It was important for Bayne to have a successful race on an intermediate track so he would be approved by NASCAR to compete in the Daytona 500.
Eddie Wood, one of the co-owners of the Motorcraft/Quick Lane team, said this week that the first time he laid eyes on the future Daytona 500 winner was when he walked into the Woods’ shop to be fitted for the seat in his Texas car.
Before that meeting, the Woods had been more than a little worried about entrusting their car to a 19-year-old with no Cup experience. They would have to qualify on speed or go home, and that was the last thing the team needed at that point.
We’re locked in the show, so during practice we can concentrate on the race instead of concentrating on qualifying.
The worries didn’t last long.
“As soon as we shook hands and I saw how confident Trevor was that he’d make the race, I quit worrying about it,” Wood said.
Bayne was a surprising 16th fastest in practice but took the conservative route in qualifying and posted the 28th best time, which put him in the field with positions to spare.
In the race he was soon racing two- and three-wide, passing 140 cars in all according to NASCAR’s loop data, and brought the car home with a solid 17th-place finish.
As he and the Motorcraft/Quick Lane crew return to Texas for Saturday night’s Samsung Mobile 500, the scenario is much different. They’re assured of a starting position, which significantly changes the pre-race strategy, Wood said.
“We’re locked in the show, so during practice we can concentrate on the race instead of concentrating on qualifying,” he said. “It’s a totally different position.
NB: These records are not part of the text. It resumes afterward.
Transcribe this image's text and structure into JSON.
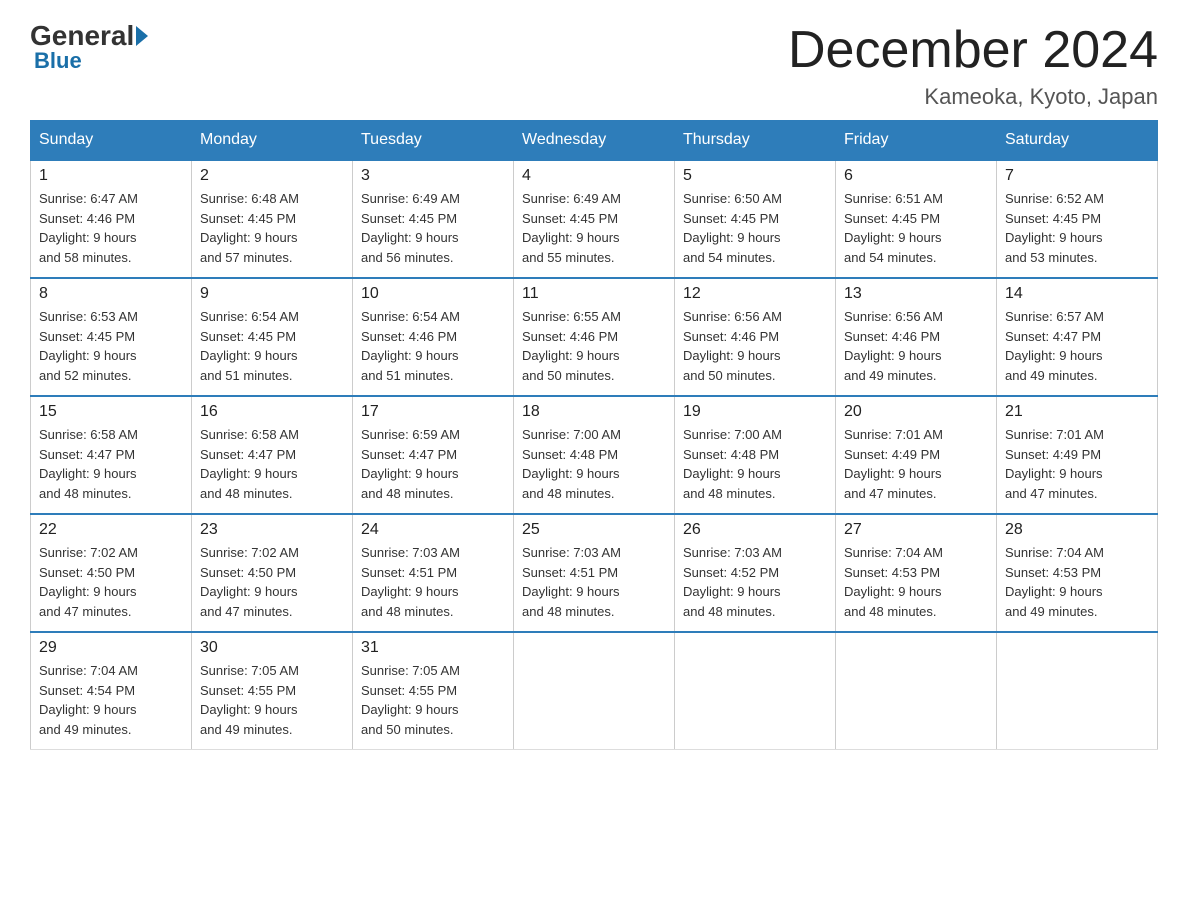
{
  "logo": {
    "general": "General",
    "blue": "Blue"
  },
  "title": "December 2024",
  "location": "Kameoka, Kyoto, Japan",
  "days_of_week": [
    "Sunday",
    "Monday",
    "Tuesday",
    "Wednesday",
    "Thursday",
    "Friday",
    "Saturday"
  ],
  "weeks": [
    [
      {
        "day": "1",
        "sunrise": "6:47 AM",
        "sunset": "4:46 PM",
        "daylight": "9 hours and 58 minutes."
      },
      {
        "day": "2",
        "sunrise": "6:48 AM",
        "sunset": "4:45 PM",
        "daylight": "9 hours and 57 minutes."
      },
      {
        "day": "3",
        "sunrise": "6:49 AM",
        "sunset": "4:45 PM",
        "daylight": "9 hours and 56 minutes."
      },
      {
        "day": "4",
        "sunrise": "6:49 AM",
        "sunset": "4:45 PM",
        "daylight": "9 hours and 55 minutes."
      },
      {
        "day": "5",
        "sunrise": "6:50 AM",
        "sunset": "4:45 PM",
        "daylight": "9 hours and 54 minutes."
      },
      {
        "day": "6",
        "sunrise": "6:51 AM",
        "sunset": "4:45 PM",
        "daylight": "9 hours and 54 minutes."
      },
      {
        "day": "7",
        "sunrise": "6:52 AM",
        "sunset": "4:45 PM",
        "daylight": "9 hours and 53 minutes."
      }
    ],
    [
      {
        "day": "8",
        "sunrise": "6:53 AM",
        "sunset": "4:45 PM",
        "daylight": "9 hours and 52 minutes."
      },
      {
        "day": "9",
        "sunrise": "6:54 AM",
        "sunset": "4:45 PM",
        "daylight": "9 hours and 51 minutes."
      },
      {
        "day": "10",
        "sunrise": "6:54 AM",
        "sunset": "4:46 PM",
        "daylight": "9 hours and 51 minutes."
      },
      {
        "day": "11",
        "sunrise": "6:55 AM",
        "sunset": "4:46 PM",
        "daylight": "9 hours and 50 minutes."
      },
      {
        "day": "12",
        "sunrise": "6:56 AM",
        "sunset": "4:46 PM",
        "daylight": "9 hours and 50 minutes."
      },
      {
        "day": "13",
        "sunrise": "6:56 AM",
        "sunset": "4:46 PM",
        "daylight": "9 hours and 49 minutes."
      },
      {
        "day": "14",
        "sunrise": "6:57 AM",
        "sunset": "4:47 PM",
        "daylight": "9 hours and 49 minutes."
      }
    ],
    [
      {
        "day": "15",
        "sunrise": "6:58 AM",
        "sunset": "4:47 PM",
        "daylight": "9 hours and 48 minutes."
      },
      {
        "day": "16",
        "sunrise": "6:58 AM",
        "sunset": "4:47 PM",
        "daylight": "9 hours and 48 minutes."
      },
      {
        "day": "17",
        "sunrise": "6:59 AM",
        "sunset": "4:47 PM",
        "daylight": "9 hours and 48 minutes."
      },
      {
        "day": "18",
        "sunrise": "7:00 AM",
        "sunset": "4:48 PM",
        "daylight": "9 hours and 48 minutes."
      },
      {
        "day": "19",
        "sunrise": "7:00 AM",
        "sunset": "4:48 PM",
        "daylight": "9 hours and 48 minutes."
      },
      {
        "day": "20",
        "sunrise": "7:01 AM",
        "sunset": "4:49 PM",
        "daylight": "9 hours and 47 minutes."
      },
      {
        "day": "21",
        "sunrise": "7:01 AM",
        "sunset": "4:49 PM",
        "daylight": "9 hours and 47 minutes."
      }
    ],
    [
      {
        "day": "22",
        "sunrise": "7:02 AM",
        "sunset": "4:50 PM",
        "daylight": "9 hours and 47 minutes."
      },
      {
        "day": "23",
        "sunrise": "7:02 AM",
        "sunset": "4:50 PM",
        "daylight": "9 hours and 47 minutes."
      },
      {
        "day": "24",
        "sunrise": "7:03 AM",
        "sunset": "4:51 PM",
        "daylight": "9 hours and 48 minutes."
      },
      {
        "day": "25",
        "sunrise": "7:03 AM",
        "sunset": "4:51 PM",
        "daylight": "9 hours and 48 minutes."
      },
      {
        "day": "26",
        "sunrise": "7:03 AM",
        "sunset": "4:52 PM",
        "daylight": "9 hours and 48 minutes."
      },
      {
        "day": "27",
        "sunrise": "7:04 AM",
        "sunset": "4:53 PM",
        "daylight": "9 hours and 48 minutes."
      },
      {
        "day": "28",
        "sunrise": "7:04 AM",
        "sunset": "4:53 PM",
        "daylight": "9 hours and 49 minutes."
      }
    ],
    [
      {
        "day": "29",
        "sunrise": "7:04 AM",
        "sunset": "4:54 PM",
        "daylight": "9 hours and 49 minutes."
      },
      {
        "day": "30",
        "sunrise": "7:05 AM",
        "sunset": "4:55 PM",
        "daylight": "9 hours and 49 minutes."
      },
      {
        "day": "31",
        "sunrise": "7:05 AM",
        "sunset": "4:55 PM",
        "daylight": "9 hours and 50 minutes."
      },
      null,
      null,
      null,
      null
    ]
  ]
}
The pressure’s not on Trevor or us.”
Wood said that looking back on that weekend in Texas last fall, he never dreamed that the next time Bayne drove the No. 21 Motorcraft/Quick Lane Ford Fusion he would have won the sport’s biggest race and deliver the Woods their fifth Daytona 500 victory.
“At that time we didn’t know whether it would continue beyond that race at Texas,” Wood said. “Now the rest is history.”